When I was a little kid, we lived within a few miles of a small candy store down near the beach. My friends would come over to my house and we'd ride our bikes down to the beach, always ending our day with a stop at this candy store. This was back in the late 80's (nothing like showing my age, right?), so the political correctness factor wasn't quite as high as it is today.
Case in point were the candy cigarettes we'd buy all the time. They were basically pieces of gum that were rolled into cylindrical tubes and encased in white paper. If you blew into the tubes, "smoke" would come out the other side. We were like six and seven years old, "smoking" fake sugar cigarettes. Not exactly the best public service announcement.
I remember one time, I was at the candy shop with one of my friends and it dawned on us that candy cigarettes were obscenely foolish.
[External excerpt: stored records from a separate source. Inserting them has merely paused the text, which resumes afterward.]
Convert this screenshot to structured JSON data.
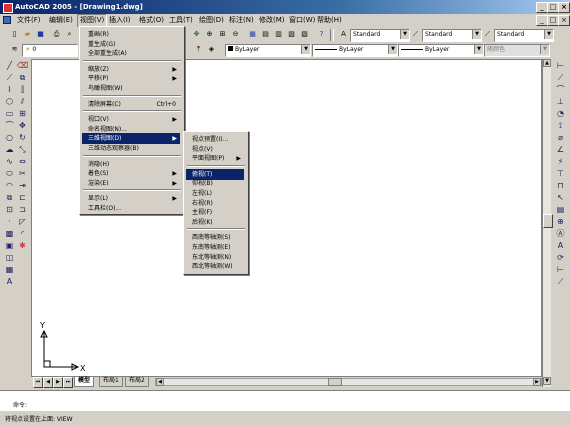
{
  "window": {
    "title": "AutoCAD 2005 - [Drawing1.dwg]",
    "controls": {
      "minimize": "_",
      "restore": "□",
      "close": "×"
    },
    "doc_controls": {
      "minimize": "_",
      "restore": "□",
      "close": "×"
    }
  },
  "menubar": [
    {
      "label": "文件(F)"
    },
    {
      "label": "编辑(E)"
    },
    {
      "label": "视图(V)"
    },
    {
      "label": "插入(I)"
    },
    {
      "label": "格式(O)"
    },
    {
      "label": "工具(T)"
    },
    {
      "label": "绘图(D)"
    },
    {
      "label": "标注(N)"
    },
    {
      "label": "修改(M)"
    },
    {
      "label": "窗口(W)"
    },
    {
      "label": "帮助(H)"
    }
  ],
  "toolbar": {
    "text_style": "Standard",
    "dim_style": "Standard",
    "table_style": "Standard",
    "layer": "0",
    "color": "ByLayer",
    "linetype": "ByLayer",
    "lineweight": "ByLayer",
    "plotstyle": "随颜色"
  },
  "view_menu": [
    {
      "label": "重画(R)"
    },
    {
      "label": "重生成(G)"
    },
    {
      "label": "全部重生成(A)"
    },
    {
      "sep": true
    },
    {
      "label": "缩放(Z)",
      "sub": "▶"
    },
    {
      "label": "平移(P)",
      "sub": "▶"
    },
    {
      "label": "鸟瞰视图(W)"
    },
    {
      "sep": true
    },
    {
      "label": "清除屏幕(C)",
      "shortcut": "Ctrl+0"
    },
    {
      "sep": true
    },
    {
      "label": "视口(V)",
      "sub": "▶"
    },
    {
      "label": "命名视图(N)..."
    },
    {
      "label": "三维视图(D)",
      "sub": "▶",
      "highlight": true
    },
    {
      "label": "三维动态观察器(B)"
    },
    {
      "sep": true
    },
    {
      "label": "消隐(H)"
    },
    {
      "label": "着色(S)",
      "sub": "▶"
    },
    {
      "label": "渲染(E)",
      "sub": "▶"
    },
    {
      "sep": true
    },
    {
      "label": "显示(L)",
      "sub": "▶"
    },
    {
      "label": "工具栏(O)..."
    }
  ],
  "view3d_menu": [
    {
      "label": "视点预置(I)..."
    },
    {
      "label": "视点(V)"
    },
    {
      "label": "平面视图(P)",
      "sub": "▶"
    },
    {
      "sep": true
    },
    {
      "label": "俯视(T)",
      "highlight": true
    },
    {
      "label": "仰视(B)"
    },
    {
      "label": "左视(L)"
    },
    {
      "label": "右视(R)"
    },
    {
      "label": "主视(F)"
    },
    {
      "label": "后视(K)"
    },
    {
      "sep": true
    },
    {
      "label": "西南等轴测(S)"
    },
    {
      "label": "东南等轴测(E)"
    },
    {
      "label": "东北等轴测(N)"
    },
    {
      "label": "西北等轴测(W)"
    }
  ],
  "layout_tabs": [
    {
      "label": "模型"
    },
    {
      "label": "布局1"
    },
    {
      "label": "布局2"
    }
  ],
  "ucs": {
    "x_label": "X",
    "y_label": "Y"
  },
  "command": {
    "history": "",
    "prompt": "命令:"
  },
  "status": {
    "text": "将视点设置在上面:  VIEW"
  }
}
"I keep asking my dad to stop smoking. Why are we buying these dumb candies?" She asked me, looking skeptically at the "cigarette" in her hand.
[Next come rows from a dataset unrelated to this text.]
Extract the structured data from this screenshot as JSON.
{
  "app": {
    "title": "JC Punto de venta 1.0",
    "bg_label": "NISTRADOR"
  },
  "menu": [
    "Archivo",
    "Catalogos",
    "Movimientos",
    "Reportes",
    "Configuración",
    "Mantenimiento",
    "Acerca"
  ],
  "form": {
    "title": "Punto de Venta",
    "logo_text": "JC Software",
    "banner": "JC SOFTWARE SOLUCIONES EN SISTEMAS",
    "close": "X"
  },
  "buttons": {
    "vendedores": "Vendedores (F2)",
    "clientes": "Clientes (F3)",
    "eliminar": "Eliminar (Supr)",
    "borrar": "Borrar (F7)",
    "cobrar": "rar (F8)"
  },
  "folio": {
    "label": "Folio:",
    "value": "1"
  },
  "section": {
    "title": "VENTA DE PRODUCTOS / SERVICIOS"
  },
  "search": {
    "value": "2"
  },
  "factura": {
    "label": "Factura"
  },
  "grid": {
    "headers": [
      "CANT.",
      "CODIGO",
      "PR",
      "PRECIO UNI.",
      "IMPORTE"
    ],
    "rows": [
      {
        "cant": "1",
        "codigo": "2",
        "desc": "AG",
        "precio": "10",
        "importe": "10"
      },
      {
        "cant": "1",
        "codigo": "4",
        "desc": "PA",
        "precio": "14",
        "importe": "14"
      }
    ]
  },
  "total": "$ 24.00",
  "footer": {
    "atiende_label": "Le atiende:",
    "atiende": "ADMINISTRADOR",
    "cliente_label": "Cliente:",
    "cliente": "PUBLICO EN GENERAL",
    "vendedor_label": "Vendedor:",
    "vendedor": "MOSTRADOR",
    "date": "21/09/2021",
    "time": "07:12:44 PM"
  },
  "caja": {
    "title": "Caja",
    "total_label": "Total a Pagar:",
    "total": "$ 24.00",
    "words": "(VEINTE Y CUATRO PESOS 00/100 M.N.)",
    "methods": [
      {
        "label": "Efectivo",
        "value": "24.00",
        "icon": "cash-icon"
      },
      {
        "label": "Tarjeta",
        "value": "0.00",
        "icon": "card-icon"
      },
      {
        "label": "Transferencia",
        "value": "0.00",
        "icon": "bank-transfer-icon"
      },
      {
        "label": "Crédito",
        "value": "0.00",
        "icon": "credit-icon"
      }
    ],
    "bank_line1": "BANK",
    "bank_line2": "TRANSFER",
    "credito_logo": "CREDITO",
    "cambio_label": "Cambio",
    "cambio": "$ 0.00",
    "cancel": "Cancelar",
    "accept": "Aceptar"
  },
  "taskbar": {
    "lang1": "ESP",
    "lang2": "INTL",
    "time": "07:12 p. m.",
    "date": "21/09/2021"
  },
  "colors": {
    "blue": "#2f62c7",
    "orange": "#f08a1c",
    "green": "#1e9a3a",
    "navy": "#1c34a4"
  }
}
"I know. I feel like I'm doing so many things wrong, by pretending to smoke. And these things have a lot of sugar in them. If my mom knew, she'd totally yell at me," I said.
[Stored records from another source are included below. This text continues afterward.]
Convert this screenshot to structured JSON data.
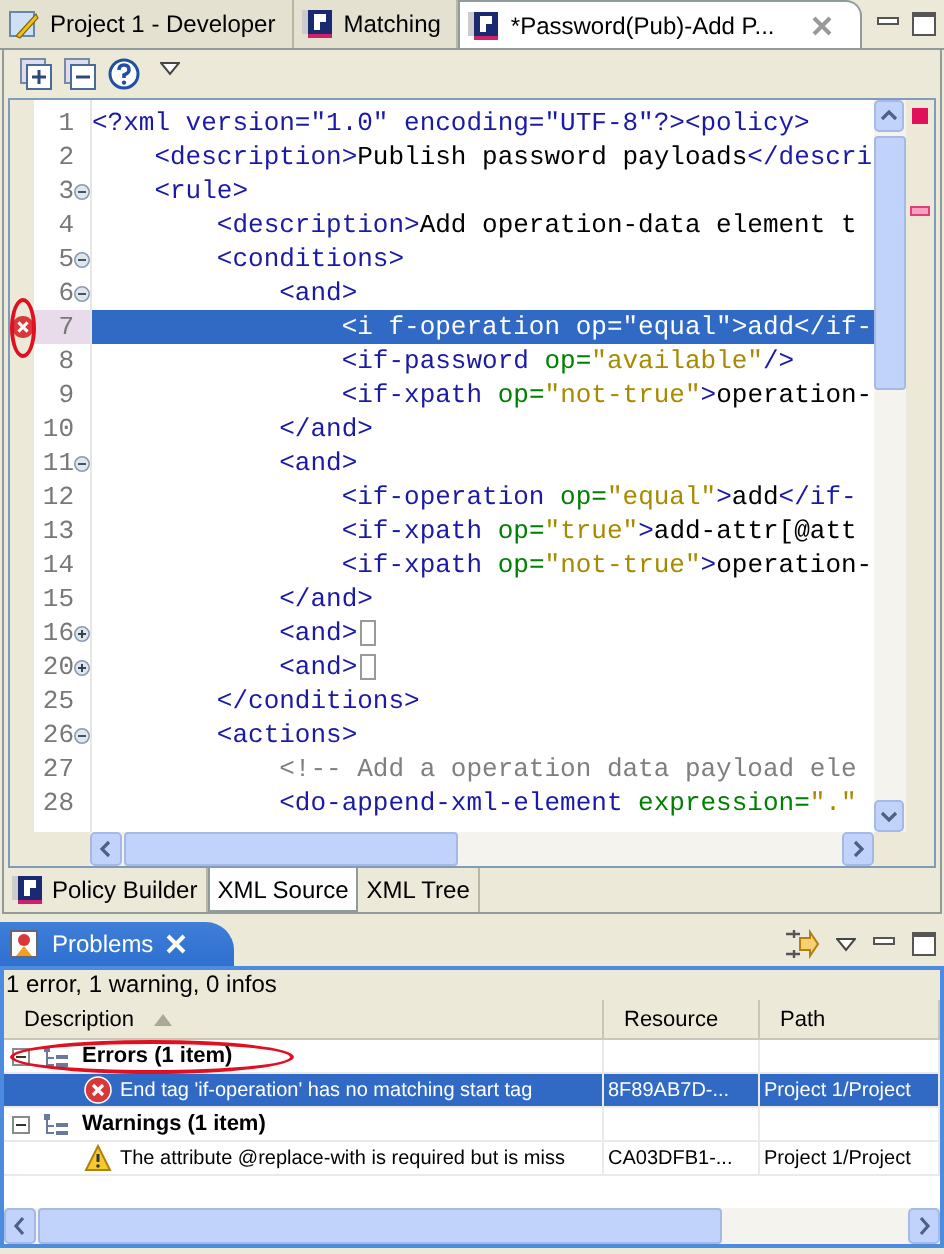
{
  "editor_tabs": [
    {
      "label": "Project 1 - Developer",
      "kind": "project",
      "selected": false,
      "closable": false
    },
    {
      "label": "Matching",
      "kind": "policy",
      "selected": false,
      "closable": false
    },
    {
      "label": "*Password(Pub)-Add P...",
      "kind": "policy",
      "selected": true,
      "closable": true
    }
  ],
  "editor": {
    "lines": [
      {
        "number": "1",
        "selected": false,
        "segments": [
          {
            "kind": "tag",
            "text": "<?xml version=\"1.0\" encoding=\"UTF-8\"?><policy>"
          }
        ]
      },
      {
        "number": "2",
        "selected": false,
        "segments": [
          {
            "kind": "tag",
            "text": "    <description>"
          },
          {
            "kind": "text",
            "text": "Publish password payloads"
          },
          {
            "kind": "tag",
            "text": "</descri"
          }
        ]
      },
      {
        "number": "3",
        "expanded": true,
        "selected": false,
        "segments": [
          {
            "kind": "tag",
            "text": "    <rule>"
          }
        ]
      },
      {
        "number": "4",
        "selected": false,
        "segments": [
          {
            "kind": "tag",
            "text": "        <description>"
          },
          {
            "kind": "text",
            "text": "Add operation-data element t"
          }
        ]
      },
      {
        "number": "5",
        "expanded": true,
        "selected": false,
        "segments": [
          {
            "kind": "tag",
            "text": "        <conditions>"
          }
        ]
      },
      {
        "number": "6",
        "expanded": true,
        "selected": false,
        "segments": [
          {
            "kind": "tag",
            "text": "            <and>"
          }
        ]
      },
      {
        "number": "7",
        "selected": true,
        "error": true,
        "circled": true,
        "segments": [
          {
            "kind": "tag",
            "text": "                <i f-operation op=\"equal\">add</if-"
          }
        ]
      },
      {
        "number": "8",
        "selected": false,
        "segments": [
          {
            "kind": "tag",
            "text": "                <if-password"
          },
          {
            "kind": "attr",
            "text": " op="
          },
          {
            "kind": "value",
            "text": "\"available\""
          },
          {
            "kind": "tag",
            "text": "/>"
          }
        ]
      },
      {
        "number": "9",
        "selected": false,
        "segments": [
          {
            "kind": "tag",
            "text": "                <if-xpath"
          },
          {
            "kind": "attr",
            "text": " op="
          },
          {
            "kind": "value",
            "text": "\"not-true\""
          },
          {
            "kind": "tag",
            "text": ">"
          },
          {
            "kind": "text",
            "text": "operation-"
          }
        ]
      },
      {
        "number": "10",
        "selected": false,
        "segments": [
          {
            "kind": "tag",
            "text": "            </and>"
          }
        ]
      },
      {
        "number": "11",
        "expanded": true,
        "selected": false,
        "segments": [
          {
            "kind": "tag",
            "text": "            <and>"
          }
        ]
      },
      {
        "number": "12",
        "selected": false,
        "segments": [
          {
            "kind": "tag",
            "text": "                <if-operation"
          },
          {
            "kind": "attr",
            "text": " op="
          },
          {
            "kind": "value",
            "text": "\"equal\""
          },
          {
            "kind": "tag",
            "text": ">"
          },
          {
            "kind": "text",
            "text": "add"
          },
          {
            "kind": "tag",
            "text": "</if-"
          }
        ]
      },
      {
        "number": "13",
        "selected": false,
        "segments": [
          {
            "kind": "tag",
            "text": "                <if-xpath"
          },
          {
            "kind": "attr",
            "text": " op="
          },
          {
            "kind": "value",
            "text": "\"true\""
          },
          {
            "kind": "tag",
            "text": ">"
          },
          {
            "kind": "text",
            "text": "add-attr[@att"
          }
        ]
      },
      {
        "number": "14",
        "selected": false,
        "segments": [
          {
            "kind": "tag",
            "text": "                <if-xpath"
          },
          {
            "kind": "attr",
            "text": " op="
          },
          {
            "kind": "value",
            "text": "\"not-true\""
          },
          {
            "kind": "tag",
            "text": ">"
          },
          {
            "kind": "text",
            "text": "operation-"
          }
        ]
      },
      {
        "number": "15",
        "selected": false,
        "segments": [
          {
            "kind": "tag",
            "text": "            </and>"
          }
        ]
      },
      {
        "number": "16",
        "expanded": false,
        "selected": false,
        "segments": [
          {
            "kind": "tag",
            "text": "            <and>"
          }
        ]
      },
      {
        "number": "20",
        "expanded": false,
        "selected": false,
        "segments": [
          {
            "kind": "tag",
            "text": "            <and>"
          }
        ]
      },
      {
        "number": "25",
        "selected": false,
        "segments": [
          {
            "kind": "tag",
            "text": "        </conditions>"
          }
        ]
      },
      {
        "number": "26",
        "expanded": true,
        "selected": false,
        "segments": [
          {
            "kind": "tag",
            "text": "        <actions>"
          }
        ]
      },
      {
        "number": "27",
        "selected": false,
        "segments": [
          {
            "kind": "comment",
            "text": "            <!-- Add a operation data payload ele"
          }
        ]
      },
      {
        "number": "28",
        "selected": false,
        "segments": [
          {
            "kind": "tag",
            "text": "            <do-append-xml-element"
          },
          {
            "kind": "attr",
            "text": " expression="
          },
          {
            "kind": "value",
            "text": "\".\""
          }
        ]
      }
    ]
  },
  "editor_bottom_tabs": [
    {
      "label": "Policy Builder",
      "kind": "policy",
      "selected": false
    },
    {
      "label": "XML Source",
      "kind": "plain",
      "selected": true
    },
    {
      "label": "XML Tree",
      "kind": "plain",
      "selected": false
    }
  ],
  "problems": {
    "title": "Problems",
    "summary": "1 error, 1 warning, 0 infos",
    "columns": [
      {
        "label": "Description",
        "sorted": true
      },
      {
        "label": "Resource",
        "sorted": false
      },
      {
        "label": "Path",
        "sorted": false
      }
    ],
    "groups": [
      {
        "label": "Errors (1 item)",
        "expanded": true,
        "circled": true,
        "items": [
          {
            "kind": "error",
            "description": "End tag 'if-operation' has no matching start tag",
            "resource": "8F89AB7D-...",
            "path": "Project 1/Project",
            "selected": true
          }
        ]
      },
      {
        "label": "Warnings (1 item)",
        "expanded": true,
        "items": [
          {
            "kind": "warning",
            "description": "The attribute @replace-with is required but is miss",
            "resource": "CA03DFB1-...",
            "path": "Project 1/Project",
            "selected": false
          }
        ]
      }
    ]
  }
}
"Would she be madder that you were pretending to smoke or madder about the sugar stuff?"
It was a good question, and I remember the look on her face when she asked. I answered, "The pretend smoking," and we rode our bikes back to my house soon thereafter.
Now that I'm a mom, I've been wondering what life was like for my parents, taking care of me and the demands of my diabetes. Did my mother ever wonder if I was smoking cigarettes, or drinking beers, or skipping class? Did these worries compound when she added in her concerns about my diabetes regimen? What was my mom truly more worried about - smoking or blood sugars? Or both? Or did she worry about everything, like every parent does, with diabetes as a constant worry side dish?
The effects of some diabetes decisions won't come into play for years, and when you're a kid, it's hard to think about all the long term stuff. I knew, as a child pretending to smoke a fake candy cigarette, I was afraid that my mom would see me and think I actually wanted to do something as foolish as start smoking. But in retrospect, I knew she knew that I knew better. (Holy overuse of the word "knew.") My mother would have been more concerned about the immediate effects of the sugar in that candy, and the cumulative effects of eating those kinds of treats. She would have wanted to lecture me about taking care of myself and not letting diabetes be something that affects my health anymore than it already does.
But instead, she would have told me that smoking is bad. And that I shouldn't even pretend. And she'd hope that the side dish of diabetes worry would end up served anyway, without her having to open her mouth.
And now, as I adjust to parenthood myself, I wonder what kind of warnings I'll have to serve on the side when it comes to my daughter.
Published On: July 15, 2010